- Task description -
The expected response is a copy of every line in the entries below that includes the word "content".

- Stored dataset items -

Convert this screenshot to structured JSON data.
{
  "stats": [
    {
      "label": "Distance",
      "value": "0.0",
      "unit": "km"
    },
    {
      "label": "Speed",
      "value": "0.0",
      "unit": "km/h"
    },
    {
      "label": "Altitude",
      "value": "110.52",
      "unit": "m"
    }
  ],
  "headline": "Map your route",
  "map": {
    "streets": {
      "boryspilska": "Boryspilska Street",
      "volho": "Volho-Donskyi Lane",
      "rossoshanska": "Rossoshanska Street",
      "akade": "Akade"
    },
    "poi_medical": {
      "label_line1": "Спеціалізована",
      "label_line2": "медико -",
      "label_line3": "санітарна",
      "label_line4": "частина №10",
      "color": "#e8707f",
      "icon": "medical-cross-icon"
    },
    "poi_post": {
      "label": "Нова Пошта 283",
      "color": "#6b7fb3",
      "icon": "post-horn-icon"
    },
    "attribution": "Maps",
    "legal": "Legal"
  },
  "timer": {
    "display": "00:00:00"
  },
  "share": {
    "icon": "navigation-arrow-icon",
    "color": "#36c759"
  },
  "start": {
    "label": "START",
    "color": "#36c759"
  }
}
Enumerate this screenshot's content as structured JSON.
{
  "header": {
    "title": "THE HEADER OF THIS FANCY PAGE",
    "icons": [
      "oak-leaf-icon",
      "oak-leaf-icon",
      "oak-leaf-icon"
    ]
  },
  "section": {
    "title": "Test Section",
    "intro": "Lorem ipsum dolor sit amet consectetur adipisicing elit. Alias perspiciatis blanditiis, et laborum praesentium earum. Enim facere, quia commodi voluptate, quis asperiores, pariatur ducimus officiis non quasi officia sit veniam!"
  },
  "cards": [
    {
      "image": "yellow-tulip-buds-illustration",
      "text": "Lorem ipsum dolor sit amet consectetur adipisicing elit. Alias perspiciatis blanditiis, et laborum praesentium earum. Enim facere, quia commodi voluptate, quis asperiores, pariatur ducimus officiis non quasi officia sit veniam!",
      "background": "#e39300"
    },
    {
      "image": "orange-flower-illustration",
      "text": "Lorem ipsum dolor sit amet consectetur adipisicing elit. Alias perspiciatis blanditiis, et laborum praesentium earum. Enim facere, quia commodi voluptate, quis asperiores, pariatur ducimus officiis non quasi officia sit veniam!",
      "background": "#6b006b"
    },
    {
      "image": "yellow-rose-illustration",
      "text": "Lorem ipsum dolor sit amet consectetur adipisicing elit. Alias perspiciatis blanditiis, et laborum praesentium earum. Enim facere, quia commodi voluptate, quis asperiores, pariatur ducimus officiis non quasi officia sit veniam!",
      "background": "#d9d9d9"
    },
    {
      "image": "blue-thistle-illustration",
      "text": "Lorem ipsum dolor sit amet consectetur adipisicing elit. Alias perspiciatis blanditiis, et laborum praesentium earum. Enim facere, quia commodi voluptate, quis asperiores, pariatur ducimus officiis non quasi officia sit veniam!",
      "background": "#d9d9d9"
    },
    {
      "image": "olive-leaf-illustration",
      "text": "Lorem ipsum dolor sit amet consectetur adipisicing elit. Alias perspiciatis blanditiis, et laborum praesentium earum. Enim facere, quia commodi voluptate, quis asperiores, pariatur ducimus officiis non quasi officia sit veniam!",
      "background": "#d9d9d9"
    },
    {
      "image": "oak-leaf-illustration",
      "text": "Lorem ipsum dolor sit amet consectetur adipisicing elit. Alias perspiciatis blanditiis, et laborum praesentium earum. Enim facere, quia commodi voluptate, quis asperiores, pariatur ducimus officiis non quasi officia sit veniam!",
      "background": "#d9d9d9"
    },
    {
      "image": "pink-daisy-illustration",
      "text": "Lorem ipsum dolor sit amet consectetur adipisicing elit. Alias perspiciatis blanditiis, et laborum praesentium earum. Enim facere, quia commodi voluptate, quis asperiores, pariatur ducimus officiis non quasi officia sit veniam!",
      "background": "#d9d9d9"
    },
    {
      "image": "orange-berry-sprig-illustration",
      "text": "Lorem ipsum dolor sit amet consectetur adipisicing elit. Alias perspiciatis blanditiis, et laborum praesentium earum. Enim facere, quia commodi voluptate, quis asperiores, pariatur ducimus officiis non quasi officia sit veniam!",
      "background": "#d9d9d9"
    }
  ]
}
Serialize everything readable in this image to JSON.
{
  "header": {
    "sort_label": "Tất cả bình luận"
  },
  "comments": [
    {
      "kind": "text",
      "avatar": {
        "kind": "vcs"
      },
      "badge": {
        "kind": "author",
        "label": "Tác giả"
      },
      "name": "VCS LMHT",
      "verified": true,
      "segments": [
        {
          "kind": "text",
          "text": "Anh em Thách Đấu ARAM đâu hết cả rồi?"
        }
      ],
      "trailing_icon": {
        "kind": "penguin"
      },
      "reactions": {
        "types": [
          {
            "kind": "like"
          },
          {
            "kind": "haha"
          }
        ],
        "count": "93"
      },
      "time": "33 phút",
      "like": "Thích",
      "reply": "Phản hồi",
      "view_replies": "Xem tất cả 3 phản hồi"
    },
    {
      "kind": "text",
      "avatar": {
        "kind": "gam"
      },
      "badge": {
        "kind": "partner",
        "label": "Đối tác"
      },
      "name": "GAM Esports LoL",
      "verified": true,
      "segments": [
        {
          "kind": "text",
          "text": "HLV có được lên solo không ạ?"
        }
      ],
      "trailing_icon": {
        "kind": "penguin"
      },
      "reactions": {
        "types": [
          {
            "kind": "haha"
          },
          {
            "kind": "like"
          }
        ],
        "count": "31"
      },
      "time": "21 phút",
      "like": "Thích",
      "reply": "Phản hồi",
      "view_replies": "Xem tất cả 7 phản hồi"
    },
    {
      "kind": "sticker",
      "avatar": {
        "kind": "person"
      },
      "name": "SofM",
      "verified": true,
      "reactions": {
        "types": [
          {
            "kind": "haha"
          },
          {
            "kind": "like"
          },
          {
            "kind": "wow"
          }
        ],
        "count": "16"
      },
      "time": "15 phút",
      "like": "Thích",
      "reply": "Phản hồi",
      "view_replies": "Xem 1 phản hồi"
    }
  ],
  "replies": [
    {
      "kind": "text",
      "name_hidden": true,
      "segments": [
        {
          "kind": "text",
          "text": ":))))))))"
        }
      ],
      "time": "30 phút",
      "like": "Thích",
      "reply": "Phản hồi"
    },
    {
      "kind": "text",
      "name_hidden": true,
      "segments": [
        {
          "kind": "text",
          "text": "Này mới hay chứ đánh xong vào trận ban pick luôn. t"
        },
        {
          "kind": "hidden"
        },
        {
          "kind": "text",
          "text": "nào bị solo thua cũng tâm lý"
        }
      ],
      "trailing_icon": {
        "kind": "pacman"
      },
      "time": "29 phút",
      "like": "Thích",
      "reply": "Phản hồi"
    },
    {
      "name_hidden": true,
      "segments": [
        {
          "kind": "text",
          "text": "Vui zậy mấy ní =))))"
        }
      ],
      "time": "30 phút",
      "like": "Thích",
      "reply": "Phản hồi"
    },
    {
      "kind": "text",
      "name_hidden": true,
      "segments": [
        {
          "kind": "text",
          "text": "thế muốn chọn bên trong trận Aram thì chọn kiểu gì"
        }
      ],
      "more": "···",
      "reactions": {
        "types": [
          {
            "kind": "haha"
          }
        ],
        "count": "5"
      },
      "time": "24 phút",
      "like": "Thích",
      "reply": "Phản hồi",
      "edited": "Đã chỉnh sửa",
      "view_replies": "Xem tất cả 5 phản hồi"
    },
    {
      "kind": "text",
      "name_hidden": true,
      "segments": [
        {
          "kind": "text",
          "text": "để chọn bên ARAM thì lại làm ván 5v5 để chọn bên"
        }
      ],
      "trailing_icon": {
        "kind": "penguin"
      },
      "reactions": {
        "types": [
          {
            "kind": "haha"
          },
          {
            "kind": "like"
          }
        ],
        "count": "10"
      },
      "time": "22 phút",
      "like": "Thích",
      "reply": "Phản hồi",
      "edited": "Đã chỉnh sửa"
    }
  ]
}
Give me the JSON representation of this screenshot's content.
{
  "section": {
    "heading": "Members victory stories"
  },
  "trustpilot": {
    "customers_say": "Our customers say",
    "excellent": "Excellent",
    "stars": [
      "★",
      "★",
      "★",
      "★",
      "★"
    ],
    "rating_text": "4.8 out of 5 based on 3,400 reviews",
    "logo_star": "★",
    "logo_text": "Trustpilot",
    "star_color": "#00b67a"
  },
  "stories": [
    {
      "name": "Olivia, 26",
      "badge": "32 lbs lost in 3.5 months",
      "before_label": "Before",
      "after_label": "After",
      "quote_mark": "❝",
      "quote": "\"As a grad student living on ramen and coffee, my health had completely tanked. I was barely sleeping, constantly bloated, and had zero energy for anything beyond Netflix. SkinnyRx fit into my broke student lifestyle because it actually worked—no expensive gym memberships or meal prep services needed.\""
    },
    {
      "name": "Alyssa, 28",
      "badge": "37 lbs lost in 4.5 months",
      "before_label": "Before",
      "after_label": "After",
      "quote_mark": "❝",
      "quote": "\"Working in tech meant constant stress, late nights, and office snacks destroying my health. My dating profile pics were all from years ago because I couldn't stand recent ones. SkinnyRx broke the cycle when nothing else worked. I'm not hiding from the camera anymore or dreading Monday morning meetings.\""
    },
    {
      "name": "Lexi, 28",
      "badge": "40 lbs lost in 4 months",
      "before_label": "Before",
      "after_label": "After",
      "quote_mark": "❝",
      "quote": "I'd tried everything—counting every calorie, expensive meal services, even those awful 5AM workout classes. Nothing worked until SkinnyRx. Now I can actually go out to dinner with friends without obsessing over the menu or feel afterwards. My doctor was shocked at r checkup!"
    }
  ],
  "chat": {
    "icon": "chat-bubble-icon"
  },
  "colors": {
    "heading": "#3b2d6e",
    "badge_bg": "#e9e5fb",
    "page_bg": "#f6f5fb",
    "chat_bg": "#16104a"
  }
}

- Result -
Enumerate this screenshot's content as structured JSON.
Give me the JSON representation of this screenshot's content.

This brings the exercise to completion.